From the line containing "Extract the structured" down to the last line of the records below, restate each line word for word and leave out the rest.

----- Provided information -----

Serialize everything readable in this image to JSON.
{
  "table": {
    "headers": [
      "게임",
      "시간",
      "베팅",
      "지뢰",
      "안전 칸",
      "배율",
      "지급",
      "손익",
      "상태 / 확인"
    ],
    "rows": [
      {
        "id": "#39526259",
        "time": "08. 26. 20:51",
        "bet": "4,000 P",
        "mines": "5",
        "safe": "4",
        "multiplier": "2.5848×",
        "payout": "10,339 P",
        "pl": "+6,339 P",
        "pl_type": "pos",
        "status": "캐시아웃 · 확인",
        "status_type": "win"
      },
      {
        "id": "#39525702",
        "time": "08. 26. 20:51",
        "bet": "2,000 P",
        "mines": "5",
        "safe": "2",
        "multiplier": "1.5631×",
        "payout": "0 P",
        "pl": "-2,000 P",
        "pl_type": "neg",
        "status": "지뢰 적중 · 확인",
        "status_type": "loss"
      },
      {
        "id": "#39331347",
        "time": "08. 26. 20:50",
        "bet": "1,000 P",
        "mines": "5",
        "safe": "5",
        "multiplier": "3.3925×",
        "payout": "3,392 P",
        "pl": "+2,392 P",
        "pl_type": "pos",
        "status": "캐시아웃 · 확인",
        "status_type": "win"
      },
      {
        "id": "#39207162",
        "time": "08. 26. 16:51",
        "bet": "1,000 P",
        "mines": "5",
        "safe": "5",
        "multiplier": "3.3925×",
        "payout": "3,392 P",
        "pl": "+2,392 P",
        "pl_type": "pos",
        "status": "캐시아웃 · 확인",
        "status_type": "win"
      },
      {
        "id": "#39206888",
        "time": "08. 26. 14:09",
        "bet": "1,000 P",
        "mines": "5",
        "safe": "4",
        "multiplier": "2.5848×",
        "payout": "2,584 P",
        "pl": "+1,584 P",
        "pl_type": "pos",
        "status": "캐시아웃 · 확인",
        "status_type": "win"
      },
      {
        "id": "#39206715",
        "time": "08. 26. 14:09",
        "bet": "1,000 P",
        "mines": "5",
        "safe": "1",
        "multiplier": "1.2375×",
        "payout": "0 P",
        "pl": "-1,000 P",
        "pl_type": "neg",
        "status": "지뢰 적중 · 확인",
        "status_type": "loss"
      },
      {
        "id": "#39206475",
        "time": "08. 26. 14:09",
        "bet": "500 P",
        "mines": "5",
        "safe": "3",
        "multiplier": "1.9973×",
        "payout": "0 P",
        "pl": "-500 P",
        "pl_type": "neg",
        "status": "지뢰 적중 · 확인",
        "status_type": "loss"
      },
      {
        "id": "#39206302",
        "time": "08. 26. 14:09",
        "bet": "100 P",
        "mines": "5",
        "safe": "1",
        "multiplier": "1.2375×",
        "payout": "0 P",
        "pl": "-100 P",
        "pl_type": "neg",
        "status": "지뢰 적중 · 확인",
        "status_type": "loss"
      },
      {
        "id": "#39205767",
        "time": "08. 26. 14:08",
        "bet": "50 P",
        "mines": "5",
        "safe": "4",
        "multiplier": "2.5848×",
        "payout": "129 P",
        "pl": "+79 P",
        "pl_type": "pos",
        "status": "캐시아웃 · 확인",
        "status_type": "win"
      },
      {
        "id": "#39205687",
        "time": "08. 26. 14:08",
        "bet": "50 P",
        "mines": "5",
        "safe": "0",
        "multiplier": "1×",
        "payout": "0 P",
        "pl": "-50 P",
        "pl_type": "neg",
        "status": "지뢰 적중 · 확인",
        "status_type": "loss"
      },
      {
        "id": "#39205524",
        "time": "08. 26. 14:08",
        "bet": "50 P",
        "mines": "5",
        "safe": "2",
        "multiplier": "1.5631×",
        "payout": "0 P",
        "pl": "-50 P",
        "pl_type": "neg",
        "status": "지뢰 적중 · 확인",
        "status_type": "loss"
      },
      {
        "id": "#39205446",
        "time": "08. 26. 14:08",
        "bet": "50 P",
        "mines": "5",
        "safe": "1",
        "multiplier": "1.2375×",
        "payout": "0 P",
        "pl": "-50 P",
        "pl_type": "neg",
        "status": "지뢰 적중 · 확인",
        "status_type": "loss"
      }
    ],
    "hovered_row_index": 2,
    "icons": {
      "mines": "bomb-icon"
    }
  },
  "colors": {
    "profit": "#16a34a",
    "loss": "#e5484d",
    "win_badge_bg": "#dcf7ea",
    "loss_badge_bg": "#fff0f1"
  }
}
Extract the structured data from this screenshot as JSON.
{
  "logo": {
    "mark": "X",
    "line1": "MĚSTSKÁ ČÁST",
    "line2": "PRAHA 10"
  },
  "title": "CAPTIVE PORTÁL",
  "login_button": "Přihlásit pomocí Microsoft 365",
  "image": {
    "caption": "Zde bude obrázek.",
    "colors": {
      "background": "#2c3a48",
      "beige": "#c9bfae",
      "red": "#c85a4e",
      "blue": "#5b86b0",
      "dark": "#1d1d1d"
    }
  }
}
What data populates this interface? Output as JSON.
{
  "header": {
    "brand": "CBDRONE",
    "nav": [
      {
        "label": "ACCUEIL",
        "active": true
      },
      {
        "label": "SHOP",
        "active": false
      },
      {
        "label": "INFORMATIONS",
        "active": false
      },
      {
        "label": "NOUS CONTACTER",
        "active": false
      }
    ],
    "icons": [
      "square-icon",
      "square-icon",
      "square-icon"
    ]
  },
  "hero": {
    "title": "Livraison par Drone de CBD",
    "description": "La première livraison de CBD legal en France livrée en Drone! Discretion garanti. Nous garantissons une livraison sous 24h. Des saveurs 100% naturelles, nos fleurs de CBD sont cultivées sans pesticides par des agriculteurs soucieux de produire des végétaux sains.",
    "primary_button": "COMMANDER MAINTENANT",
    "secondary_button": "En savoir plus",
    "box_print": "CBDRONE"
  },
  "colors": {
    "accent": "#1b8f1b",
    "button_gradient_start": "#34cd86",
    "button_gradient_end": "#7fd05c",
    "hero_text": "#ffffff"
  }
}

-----

Response for this exercise:
Extract the structured data from this screenshot as JSON.
{
  "logo": {
    "mark": "X",
    "line1": "MĚSTSKÁ ČÁST",
    "line2": "PRAHA 10"
  },
  "title": "CAPTIVE PORTÁL",
  "login_button": "Přihlásit pomocí Microsoft 365",
  "image": {
    "caption": "Zde bude obrázek.",
    "colors": {
      "background": "#2c3a48",
      "beige": "#c9bfae",
      "red": "#c85a4e",
      "blue": "#5b86b0",
      "dark": "#1d1d1d"
    }
  }
}
What data populates this interface? Output as JSON.
{
  "header": {
    "brand": "CBDRONE",
    "nav": [
      {
        "label": "ACCUEIL",
        "active": true
      },
      {
        "label": "SHOP",
        "active": false
      },
      {
        "label": "INFORMATIONS",
        "active": false
      },
      {
        "label": "NOUS CONTACTER",
        "active": false
      }
    ],
    "icons": [
      "square-icon",
      "square-icon",
      "square-icon"
    ]
  },
  "hero": {
    "title": "Livraison par Drone de CBD",
    "description": "La première livraison de CBD legal en France livrée en Drone! Discretion garanti. Nous garantissons une livraison sous 24h. Des saveurs 100% naturelles, nos fleurs de CBD sont cultivées sans pesticides par des agriculteurs soucieux de produire des végétaux sains.",
    "primary_button": "COMMANDER MAINTENANT",
    "secondary_button": "En savoir plus",
    "box_print": "CBDRONE"
  },
  "colors": {
    "accent": "#1b8f1b",
    "button_gradient_start": "#34cd86",
    "button_gradient_end": "#7fd05c",
    "hero_text": "#ffffff"
  }
}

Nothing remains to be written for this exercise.